What does the word peace mean to you? Does it include a personal perspective of your spiritual and emotional well-being? Is it an image of a family sitting around a dining table enjoying a meal together without any arguing or hard feelings? Does it indicate a global environment where countries are not at war with each other? I think it is all of that and much more.
When Jesus left this earth, he said, “Peace I leave with you. My peace be with you. I do not give to you as the world gives. Do not let your hearts be troubled, and neither let them be afraid” (John 14:27). Jesus reminds us that he desires us to have a peace that can come only from a relationship with him. And his peace passes all understanding.
Do you have that kind of peace?
In the 22nd Psalm, we are encouraged to pray for the peace of Jerusalem. If you know the history of the Middle East, you can appreciate what a big ask that is. The psalmist is on a pilgrimage to the spiritual center of his religion and his heart, and his hope are focused on finding that Jerusalem can be a place of peace in the troubled world of conquests and kingdoms. He is excited to go to the temple to worship, and proud of its fortifications and strength:

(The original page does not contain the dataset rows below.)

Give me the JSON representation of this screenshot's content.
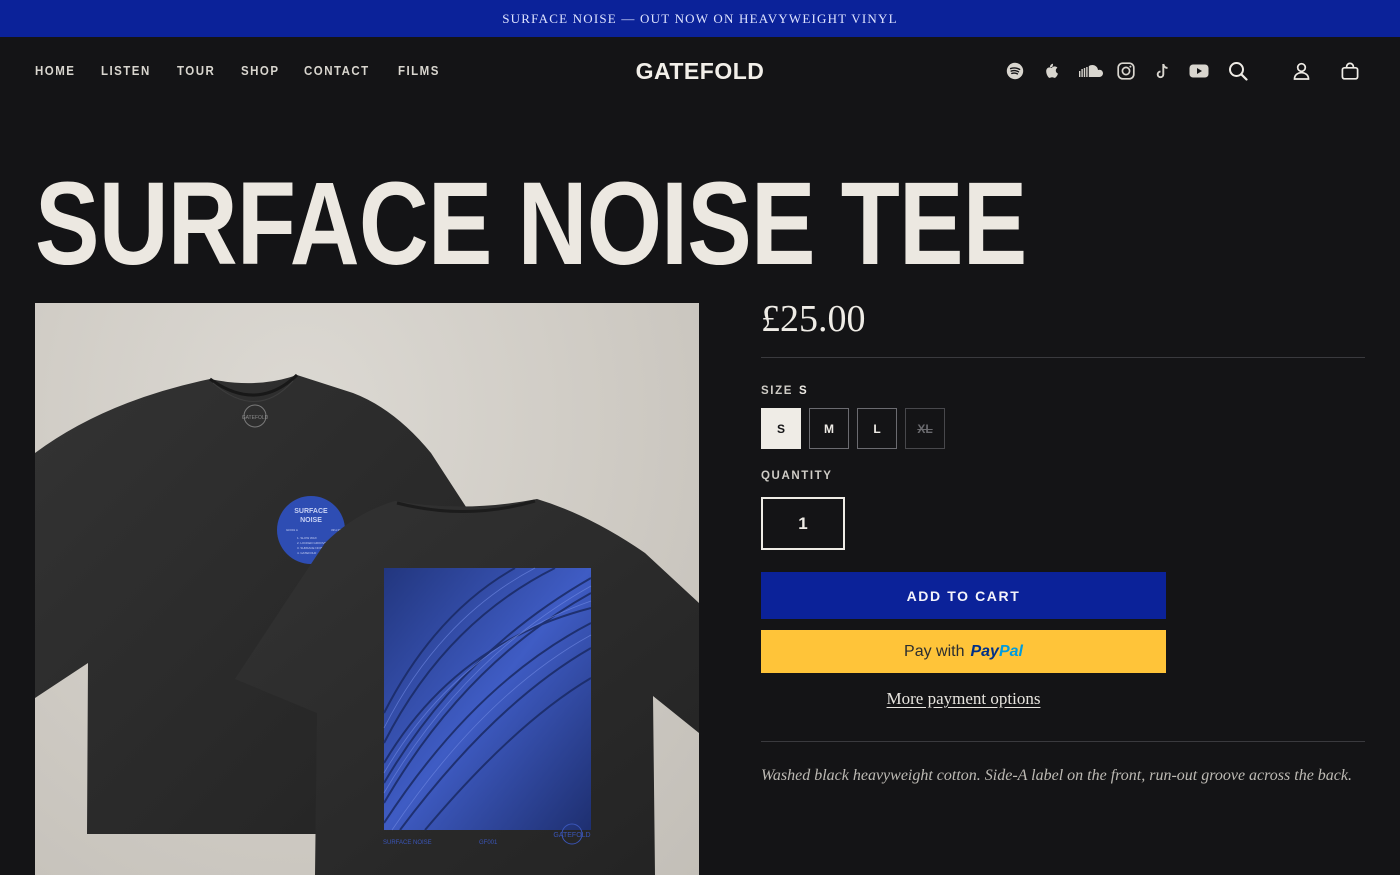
{
  "announcement": "SURFACE NOISE — OUT NOW ON HEAVYWEIGHT VINYL",
  "nav": {
    "items": [
      "HOME",
      "LISTEN",
      "TOUR",
      "SHOP",
      "CONTACT",
      "FILMS"
    ]
  },
  "brand": {
    "logo": "GATEFOLD"
  },
  "header_icons": [
    "spotify-icon",
    "apple-music-icon",
    "soundcloud-icon",
    "instagram-icon",
    "tiktok-icon",
    "youtube-icon",
    "search-icon",
    "account-icon",
    "cart-icon"
  ],
  "product": {
    "title": "SURFACE NOISE TEE",
    "price": "£25.00",
    "size_label": "SIZE",
    "size_selected": "S",
    "sizes": [
      {
        "label": "S",
        "state": "selected"
      },
      {
        "label": "M",
        "state": "available"
      },
      {
        "label": "L",
        "state": "available"
      },
      {
        "label": "XL",
        "state": "sold-out"
      }
    ],
    "quantity_label": "QUANTITY",
    "quantity": "1",
    "add_to_cart": "ADD TO CART",
    "paypal": {
      "prefix": "Pay with",
      "brand_a": "Pay",
      "brand_b": "Pal"
    },
    "more_payment": "More payment options",
    "description": "Washed black heavyweight cotton. Side-A label on the front, run-out groove across the back.",
    "image": {
      "front_label_title_1": "SURFACE",
      "front_label_title_2": "NOISE",
      "front_label_left": "GF001 A",
      "front_label_right": "33⅓ RPM",
      "front_tracks": [
        "1. SLOW WAX",
        "2. LOCKED GROOVE",
        "3. SURFACE NOISE",
        "4. GATEFOLD"
      ],
      "back_caption_left": "SURFACE NOISE",
      "back_caption_mid": "GF001",
      "back_logo": "GATEFOLD",
      "collar_logo": "GATEFOLD"
    }
  },
  "colors": {
    "background": "#141416",
    "accent": "#0b2299",
    "paypal": "#ffc439",
    "text": "#efece6"
  }
}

Psalm 122 (Common English Bible)
I rejoiced with those who said to me,
“Let’s go to the Lord’s house!”
2 Now our feet are standing
in your gates, Jerusalem!
3 Jerusalem is built like a city
joined together in unity.
4 That is where the tribes go up—
the Lord’s tribes!
It is the law for Israel
to give thanks there to the Lord’s name,
5 because the thrones of justice are there—
the thrones of the house of David!
The halls of justice were located in Jerusalem, as the Hebrew Law made its home within its walls. The people went to this beautiful city on the hill as the law required to pay their alms and tithes at the temple and revel in its beauty. It was a spiritual and emotional home for them.
6 Pray that Jerusalem has peace:
“Let those who love you have rest.
7 Let there be peace on your walls;
let there be rest on your fortifications.”
We might take a cue from this and pray for peace in our spiritual homes as well. Do you pray for your church? For your denomination? Is there peace in your pews, or does dissension live there? A pastor friend once said that church was like visiting the sausage factory … everybody loves to eat sausage, but you might not want to know what goes in it. Ever feel that way?
If that resonates with you today, take heart. Every institution made of people is bound to have conflict, differences of opinion, and the occasional (frequent) unpeaceful moment. But never mind all that. Where God is present is the only place to be. We are called to make the pilgrimage despite its flaws. Just remember to pray for peace and never cease to pray for your church’s good.
8 For the sake of my family and friends,
I say, “Peace be with you, Jerusalem.”
9 For the sake of the Lord our God’s house
I will pray for your good.
Let There Be Peace on Earth by Michelle Robertson